* _PROBLEM STATEMENT_: Scan the entries below for "allergens" and copy each line that holds it.

* _RAW DATA_:
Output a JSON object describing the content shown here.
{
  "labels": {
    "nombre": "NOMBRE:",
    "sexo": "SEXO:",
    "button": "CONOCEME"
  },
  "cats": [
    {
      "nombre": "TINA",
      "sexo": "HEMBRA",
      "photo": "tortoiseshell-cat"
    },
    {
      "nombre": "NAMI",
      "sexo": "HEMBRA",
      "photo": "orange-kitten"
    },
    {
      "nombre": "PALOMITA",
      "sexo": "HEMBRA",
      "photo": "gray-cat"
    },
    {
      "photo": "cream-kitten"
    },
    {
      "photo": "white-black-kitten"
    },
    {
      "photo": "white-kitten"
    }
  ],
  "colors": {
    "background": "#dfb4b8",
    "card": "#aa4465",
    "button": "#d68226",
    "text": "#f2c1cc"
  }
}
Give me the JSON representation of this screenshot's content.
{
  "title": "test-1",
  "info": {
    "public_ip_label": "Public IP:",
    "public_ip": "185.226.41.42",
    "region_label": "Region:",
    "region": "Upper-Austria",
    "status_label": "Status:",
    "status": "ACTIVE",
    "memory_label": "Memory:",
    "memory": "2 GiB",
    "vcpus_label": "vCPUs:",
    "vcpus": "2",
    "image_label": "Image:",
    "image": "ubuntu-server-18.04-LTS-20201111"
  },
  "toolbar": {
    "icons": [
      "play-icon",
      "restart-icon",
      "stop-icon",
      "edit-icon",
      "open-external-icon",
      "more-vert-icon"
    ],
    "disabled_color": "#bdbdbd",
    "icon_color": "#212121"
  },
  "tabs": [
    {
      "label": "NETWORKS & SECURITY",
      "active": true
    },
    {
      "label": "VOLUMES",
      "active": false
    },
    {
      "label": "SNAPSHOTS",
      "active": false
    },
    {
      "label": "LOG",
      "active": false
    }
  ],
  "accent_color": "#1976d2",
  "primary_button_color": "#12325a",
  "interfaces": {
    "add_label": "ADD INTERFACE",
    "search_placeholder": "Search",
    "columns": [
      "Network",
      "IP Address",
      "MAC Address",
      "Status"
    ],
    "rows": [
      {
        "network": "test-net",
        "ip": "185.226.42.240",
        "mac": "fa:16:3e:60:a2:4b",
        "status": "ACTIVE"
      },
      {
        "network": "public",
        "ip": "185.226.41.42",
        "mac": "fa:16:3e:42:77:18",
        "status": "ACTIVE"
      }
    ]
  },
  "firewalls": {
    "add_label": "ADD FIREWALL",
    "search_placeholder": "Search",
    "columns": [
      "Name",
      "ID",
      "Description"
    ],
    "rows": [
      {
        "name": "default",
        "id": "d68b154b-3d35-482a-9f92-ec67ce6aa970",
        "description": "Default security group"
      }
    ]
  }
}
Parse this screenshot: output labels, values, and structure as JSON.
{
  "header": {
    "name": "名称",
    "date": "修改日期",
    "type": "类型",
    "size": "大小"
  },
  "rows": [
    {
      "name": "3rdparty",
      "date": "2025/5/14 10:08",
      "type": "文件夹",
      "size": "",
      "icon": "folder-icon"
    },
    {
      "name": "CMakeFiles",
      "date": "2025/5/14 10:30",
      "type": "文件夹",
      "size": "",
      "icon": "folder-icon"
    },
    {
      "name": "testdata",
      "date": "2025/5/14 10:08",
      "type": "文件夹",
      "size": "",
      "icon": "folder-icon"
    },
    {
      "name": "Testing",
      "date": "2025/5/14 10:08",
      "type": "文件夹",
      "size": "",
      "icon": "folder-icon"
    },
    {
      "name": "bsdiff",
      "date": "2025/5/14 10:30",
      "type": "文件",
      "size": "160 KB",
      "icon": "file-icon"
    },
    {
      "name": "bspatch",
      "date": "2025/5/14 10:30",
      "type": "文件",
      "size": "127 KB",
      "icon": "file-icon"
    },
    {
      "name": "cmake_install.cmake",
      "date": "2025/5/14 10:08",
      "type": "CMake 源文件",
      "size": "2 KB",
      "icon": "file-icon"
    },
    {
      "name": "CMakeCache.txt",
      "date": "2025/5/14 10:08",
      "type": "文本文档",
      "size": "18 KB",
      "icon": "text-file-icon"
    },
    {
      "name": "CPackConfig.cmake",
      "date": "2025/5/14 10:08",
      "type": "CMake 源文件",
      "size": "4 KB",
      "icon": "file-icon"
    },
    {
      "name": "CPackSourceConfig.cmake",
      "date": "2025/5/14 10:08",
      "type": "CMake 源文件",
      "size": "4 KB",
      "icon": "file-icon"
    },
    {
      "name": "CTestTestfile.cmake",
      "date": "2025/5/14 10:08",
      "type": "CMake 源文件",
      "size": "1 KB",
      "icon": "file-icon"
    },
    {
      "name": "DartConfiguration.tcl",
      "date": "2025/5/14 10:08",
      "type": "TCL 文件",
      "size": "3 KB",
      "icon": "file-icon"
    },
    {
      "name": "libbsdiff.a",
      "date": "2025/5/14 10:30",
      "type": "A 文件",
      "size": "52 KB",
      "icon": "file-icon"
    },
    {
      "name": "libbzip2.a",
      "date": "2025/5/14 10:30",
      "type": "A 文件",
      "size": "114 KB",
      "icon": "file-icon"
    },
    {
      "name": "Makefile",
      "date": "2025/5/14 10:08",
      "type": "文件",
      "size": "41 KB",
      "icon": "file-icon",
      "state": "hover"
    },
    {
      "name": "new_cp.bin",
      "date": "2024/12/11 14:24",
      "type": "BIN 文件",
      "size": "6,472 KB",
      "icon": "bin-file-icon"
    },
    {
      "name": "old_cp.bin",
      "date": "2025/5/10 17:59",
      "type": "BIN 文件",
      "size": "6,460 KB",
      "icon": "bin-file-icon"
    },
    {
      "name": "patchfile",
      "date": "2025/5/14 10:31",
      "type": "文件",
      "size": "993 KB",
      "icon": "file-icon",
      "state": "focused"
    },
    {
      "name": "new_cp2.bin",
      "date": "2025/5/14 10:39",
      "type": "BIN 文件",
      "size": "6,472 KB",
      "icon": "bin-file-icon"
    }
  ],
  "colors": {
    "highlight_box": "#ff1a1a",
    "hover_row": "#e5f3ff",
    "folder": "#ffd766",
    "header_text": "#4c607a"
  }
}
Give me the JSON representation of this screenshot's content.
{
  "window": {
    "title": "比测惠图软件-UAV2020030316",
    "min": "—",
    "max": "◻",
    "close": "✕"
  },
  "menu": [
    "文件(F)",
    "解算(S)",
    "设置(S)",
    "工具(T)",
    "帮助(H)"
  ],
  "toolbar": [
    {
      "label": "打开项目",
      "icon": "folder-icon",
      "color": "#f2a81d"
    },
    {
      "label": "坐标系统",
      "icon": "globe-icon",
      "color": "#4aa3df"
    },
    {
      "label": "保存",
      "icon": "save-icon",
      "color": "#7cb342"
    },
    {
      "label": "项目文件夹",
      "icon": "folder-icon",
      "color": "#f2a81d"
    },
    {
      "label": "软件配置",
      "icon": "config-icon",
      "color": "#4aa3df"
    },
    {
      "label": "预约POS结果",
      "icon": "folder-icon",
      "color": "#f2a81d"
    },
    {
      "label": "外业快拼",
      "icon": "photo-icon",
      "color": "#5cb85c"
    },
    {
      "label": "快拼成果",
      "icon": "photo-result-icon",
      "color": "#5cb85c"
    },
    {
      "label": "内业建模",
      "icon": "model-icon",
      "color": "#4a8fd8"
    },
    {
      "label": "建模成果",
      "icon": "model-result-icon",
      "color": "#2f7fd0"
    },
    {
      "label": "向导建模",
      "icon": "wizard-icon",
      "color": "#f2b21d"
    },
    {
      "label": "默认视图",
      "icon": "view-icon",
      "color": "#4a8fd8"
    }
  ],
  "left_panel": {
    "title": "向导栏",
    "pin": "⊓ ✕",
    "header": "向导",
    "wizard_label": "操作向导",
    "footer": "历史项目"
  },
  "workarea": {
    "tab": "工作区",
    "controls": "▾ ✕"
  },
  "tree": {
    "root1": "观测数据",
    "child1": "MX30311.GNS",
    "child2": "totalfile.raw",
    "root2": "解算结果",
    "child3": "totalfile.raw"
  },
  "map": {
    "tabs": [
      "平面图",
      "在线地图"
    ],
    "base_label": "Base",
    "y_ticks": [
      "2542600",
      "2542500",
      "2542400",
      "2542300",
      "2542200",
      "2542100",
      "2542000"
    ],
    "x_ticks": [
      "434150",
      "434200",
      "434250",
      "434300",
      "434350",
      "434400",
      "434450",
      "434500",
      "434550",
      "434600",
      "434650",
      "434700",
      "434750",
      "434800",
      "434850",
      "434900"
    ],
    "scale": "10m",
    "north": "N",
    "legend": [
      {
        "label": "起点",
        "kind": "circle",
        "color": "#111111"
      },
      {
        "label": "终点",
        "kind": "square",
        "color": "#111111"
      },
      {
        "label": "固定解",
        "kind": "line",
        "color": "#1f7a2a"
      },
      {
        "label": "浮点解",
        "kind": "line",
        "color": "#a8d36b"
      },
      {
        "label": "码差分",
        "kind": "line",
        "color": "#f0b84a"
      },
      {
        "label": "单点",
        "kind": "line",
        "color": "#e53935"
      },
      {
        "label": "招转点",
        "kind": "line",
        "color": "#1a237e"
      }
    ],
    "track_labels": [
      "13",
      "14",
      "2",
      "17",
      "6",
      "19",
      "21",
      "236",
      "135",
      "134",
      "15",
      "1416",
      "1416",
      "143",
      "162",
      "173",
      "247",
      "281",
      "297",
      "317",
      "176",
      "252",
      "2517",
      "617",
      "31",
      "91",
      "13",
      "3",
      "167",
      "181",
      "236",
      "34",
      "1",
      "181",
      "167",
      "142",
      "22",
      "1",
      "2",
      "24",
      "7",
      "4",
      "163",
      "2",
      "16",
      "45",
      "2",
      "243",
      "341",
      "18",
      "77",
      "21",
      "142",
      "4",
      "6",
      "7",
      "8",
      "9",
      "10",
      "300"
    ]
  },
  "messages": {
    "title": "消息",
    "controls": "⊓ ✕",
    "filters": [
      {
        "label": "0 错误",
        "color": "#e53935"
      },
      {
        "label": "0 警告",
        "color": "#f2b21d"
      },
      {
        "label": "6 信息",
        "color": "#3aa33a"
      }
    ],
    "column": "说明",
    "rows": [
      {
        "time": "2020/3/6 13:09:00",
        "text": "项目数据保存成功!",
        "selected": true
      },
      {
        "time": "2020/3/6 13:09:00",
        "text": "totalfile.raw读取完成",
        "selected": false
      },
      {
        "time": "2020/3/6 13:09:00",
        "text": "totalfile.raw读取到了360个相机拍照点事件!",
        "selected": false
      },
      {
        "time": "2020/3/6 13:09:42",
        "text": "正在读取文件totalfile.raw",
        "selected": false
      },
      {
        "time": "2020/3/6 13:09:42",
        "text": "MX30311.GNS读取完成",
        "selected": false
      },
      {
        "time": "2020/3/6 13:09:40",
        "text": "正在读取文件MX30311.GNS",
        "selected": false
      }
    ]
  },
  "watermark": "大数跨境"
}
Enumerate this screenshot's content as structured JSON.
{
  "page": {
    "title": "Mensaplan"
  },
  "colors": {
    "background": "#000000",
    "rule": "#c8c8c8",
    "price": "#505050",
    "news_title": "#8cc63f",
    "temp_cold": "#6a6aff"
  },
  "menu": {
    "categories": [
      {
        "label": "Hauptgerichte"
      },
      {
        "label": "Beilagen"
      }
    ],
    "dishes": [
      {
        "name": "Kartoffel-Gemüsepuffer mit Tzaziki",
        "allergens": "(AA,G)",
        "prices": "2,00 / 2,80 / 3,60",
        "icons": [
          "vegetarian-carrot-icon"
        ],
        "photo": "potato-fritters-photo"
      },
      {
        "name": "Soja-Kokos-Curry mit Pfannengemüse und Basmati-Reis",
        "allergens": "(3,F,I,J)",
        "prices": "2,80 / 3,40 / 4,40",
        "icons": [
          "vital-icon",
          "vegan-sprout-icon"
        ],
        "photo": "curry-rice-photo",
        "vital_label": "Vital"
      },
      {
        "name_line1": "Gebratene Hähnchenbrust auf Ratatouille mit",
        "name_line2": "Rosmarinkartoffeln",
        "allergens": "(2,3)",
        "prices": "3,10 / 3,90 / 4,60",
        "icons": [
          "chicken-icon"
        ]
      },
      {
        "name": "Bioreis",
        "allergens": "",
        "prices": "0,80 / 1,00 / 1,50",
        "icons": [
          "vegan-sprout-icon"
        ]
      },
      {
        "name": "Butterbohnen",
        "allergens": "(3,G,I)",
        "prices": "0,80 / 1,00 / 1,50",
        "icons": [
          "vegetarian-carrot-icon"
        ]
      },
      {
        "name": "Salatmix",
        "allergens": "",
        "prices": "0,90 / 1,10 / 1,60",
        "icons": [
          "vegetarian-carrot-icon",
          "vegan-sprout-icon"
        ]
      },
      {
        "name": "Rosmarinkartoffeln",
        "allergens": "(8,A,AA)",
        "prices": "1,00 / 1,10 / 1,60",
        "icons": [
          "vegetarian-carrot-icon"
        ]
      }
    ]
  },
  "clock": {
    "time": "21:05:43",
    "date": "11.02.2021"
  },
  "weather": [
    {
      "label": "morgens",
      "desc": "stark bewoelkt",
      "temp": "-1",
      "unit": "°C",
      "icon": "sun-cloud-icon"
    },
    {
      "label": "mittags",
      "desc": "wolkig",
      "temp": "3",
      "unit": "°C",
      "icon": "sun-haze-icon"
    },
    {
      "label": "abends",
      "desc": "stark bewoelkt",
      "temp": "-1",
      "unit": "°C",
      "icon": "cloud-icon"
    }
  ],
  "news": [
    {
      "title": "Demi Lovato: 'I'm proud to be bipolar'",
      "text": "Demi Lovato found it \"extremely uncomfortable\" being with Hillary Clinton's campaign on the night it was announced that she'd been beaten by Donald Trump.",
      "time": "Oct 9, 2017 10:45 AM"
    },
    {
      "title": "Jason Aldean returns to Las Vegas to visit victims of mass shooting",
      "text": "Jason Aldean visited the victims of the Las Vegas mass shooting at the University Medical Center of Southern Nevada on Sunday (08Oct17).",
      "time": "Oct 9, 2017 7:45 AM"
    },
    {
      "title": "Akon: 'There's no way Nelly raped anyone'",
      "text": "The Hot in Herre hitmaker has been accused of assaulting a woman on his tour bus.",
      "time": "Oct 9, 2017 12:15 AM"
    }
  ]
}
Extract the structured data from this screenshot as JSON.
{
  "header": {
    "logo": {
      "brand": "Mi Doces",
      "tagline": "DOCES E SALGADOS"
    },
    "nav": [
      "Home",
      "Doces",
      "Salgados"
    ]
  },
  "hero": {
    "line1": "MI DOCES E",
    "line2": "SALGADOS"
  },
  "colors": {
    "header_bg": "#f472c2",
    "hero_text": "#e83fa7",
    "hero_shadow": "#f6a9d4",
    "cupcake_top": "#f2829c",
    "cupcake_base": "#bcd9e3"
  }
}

* _TASK ANSWER_:
        "allergens": "(AA,G)",
        "allergens": "(3,F,I,J)",
        "allergens": "(2,3)",
        "allergens": "",
        "allergens": "(3,G,I)",
        "allergens": "",
        "allergens": "(8,A,AA)",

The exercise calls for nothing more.